Nigel, we all know that the UK isn't really Europe. ;) It's not that the Europeans I know don't work hard, it's just that they tend to see it as their "right" to not work overtime very much, if at all. And they're not just Germans, although almost all of them are working for German companies, which may be the difference. I know another exception, a Danish guy, but guess who he works for? Microsoft. Actually, now that I think about it, there's another exception - a German I know who works in Italy for Whirpool. But these things all have U.S. companies in common, and I wouldn't be surprised if U.S. business culture bleeds over to U.S. businesses overseas as well. But everyone I know who works for Daimler, Bosch, Porsche, etc - they're out the door by 5pm. Sometimes earlier. I'm sure they're very productive - I suspect that in the U.S. our long hours actually end up negatively affecting productivity, but nobody wants to be "the first to leave the office" in the U.S. There's a huge stigma attached to that, whereas my Western European friends don't understand the point of it.

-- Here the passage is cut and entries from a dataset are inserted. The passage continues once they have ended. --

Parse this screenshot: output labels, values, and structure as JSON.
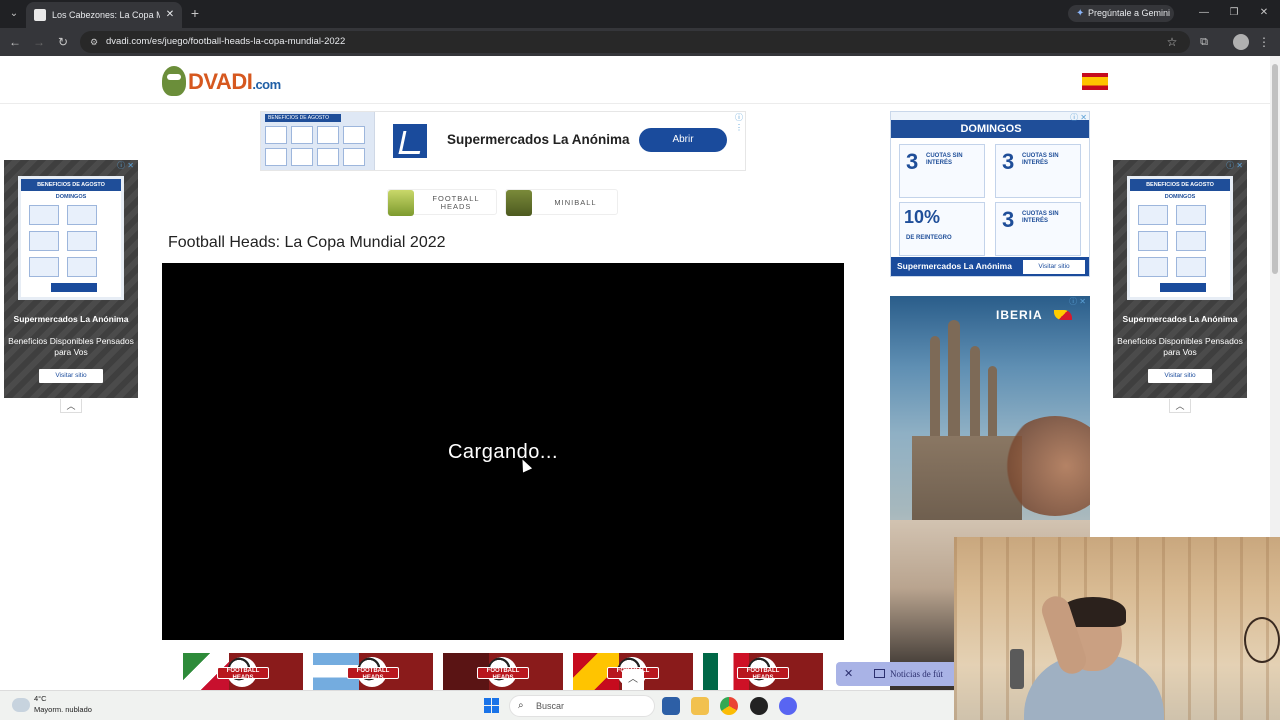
{
  "browser": {
    "tab_title": "Los Cabezones: La Copa Mundial",
    "tab_close": "✕",
    "new_tab": "+",
    "gemini_label": "Pregúntale a Gemini",
    "url": "dvadi.com/es/juego/football-heads-la-copa-mundial-2022"
  },
  "site": {
    "logo_text": "DVADI",
    "logo_suffix": ".com"
  },
  "top_ad": {
    "creative_title": "BENEFICIOS DE AGOSTO",
    "text": "Supermercados La Anónima",
    "button": "Abrir"
  },
  "game_tabs": [
    {
      "label_line1": "FOOTBALL",
      "label_line2": "HEADS"
    },
    {
      "label_line1": "MINIBALL",
      "label_line2": ""
    }
  ],
  "game": {
    "title": "Football Heads: La Copa Mundial 2022",
    "loading": "Cargando..."
  },
  "thumbnails": [
    {
      "label": "FOOTBALL HEADS"
    },
    {
      "label": "FOOTBALL HEADS"
    },
    {
      "label": "FOOTBALL HEADS"
    },
    {
      "label": "FOOTBALL HEADS"
    },
    {
      "label": "FOOTBALL HEADS"
    }
  ],
  "side_ad": {
    "card_head": "BENEFICIOS DE AGOSTO",
    "card_sub": "DOMINGOS",
    "store": "Supermercados La Anónima",
    "tagline": "Beneficios Disponibles Pensados para Vos",
    "button": "Visitar sitio"
  },
  "right_ad_1": {
    "head": "DOMINGOS",
    "big1": "3",
    "small1": "CUOTAS SIN INTERÉS",
    "big2": "3",
    "small2": "CUOTAS SIN INTERÉS",
    "big3": "10%",
    "small3": "DE REINTEGRO",
    "big4": "3",
    "small4": "CUOTAS SIN INTERÉS",
    "store": "Supermercados La Anónima",
    "button": "Visitar sitio"
  },
  "right_ad_2": {
    "brand": "IBERIA"
  },
  "notification": {
    "close": "✕",
    "text": "Noticias de fút"
  },
  "taskbar": {
    "temp": "4°C",
    "weather": "Mayorm. nublado",
    "search_placeholder": "Buscar"
  },
  "colors": {
    "chrome_bg": "#202124",
    "toolbar_bg": "#35363a",
    "brand_orange": "#d6581f",
    "anonima_blue": "#1a4b9c",
    "game_bg": "#000000"
  }
}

Posted by Sarah
Stuttgart, Germany
2012 posts

Wait, do people really think that Europeans work just as many hours as Americans? Simply not true. The stats back me up, as does all my anecdotal evidence. At least in Germany, 9-5 is fairly flexible, overtime is not a concept anyone I know is familiar with. And most of the Europeans I know work for major companies like Bosch, Daimler, and Porsche, many as engineers. Not laborers. The only people I know working long hours here are Americans who are working for American companies abroad. Not a value judgement on whether Americans are "drones" or if Europeans are lazy or anything like that, but there is a far different approach to work in Western Europe than there is in the U.S. and that is definitely obvious when you look at how many hours people work.

Posted by Agnes
Alexandria, VA, USA
616 posts

Following up on Sarah's comment, I dug up some data (some of the results were not intuitive to me). You can sort average hours worked by country in descending order. http://stats.oecd.org/Index.aspx?DatasetCode=ANHRS My take is that a lot of folks in the US work a lot of hours due to job insecurity and an expectation (in the private sector) that you could be here one day and gone the next.

Posted by Nigel
East Midlands, England
8735 posts

I disagree with Sarah's statements about "Europeans" working less. I do see that she talks about the people that she sees, in professional jobs in southwest Germany. It is perhaps a generalization to equate that to what all or most of the rest of Europe is like. In my former job as a manager with my British very large company I was paid for 35 hours a week. Most weeks I worked around 50 to 60 hours, many over 80. None of the overtime was paid. I now have a different non management job much in which I work a nominal 36 hour week, but with paid overtime I average about 48 hours a week. I think I work pretty hard. I'm pretty representative of my co-workers in my current job, and in the previous one I worked a bit less than several of my colleagues.

Posted by Kathleen
Bolton
88 posts

My hubby is Canadian. When I asked him if he ever wanted to move back there (just to give the kids a new experience) he replied "No, I CHOSE to leave Canada." People on this board need to remember it's not always greener on the other side.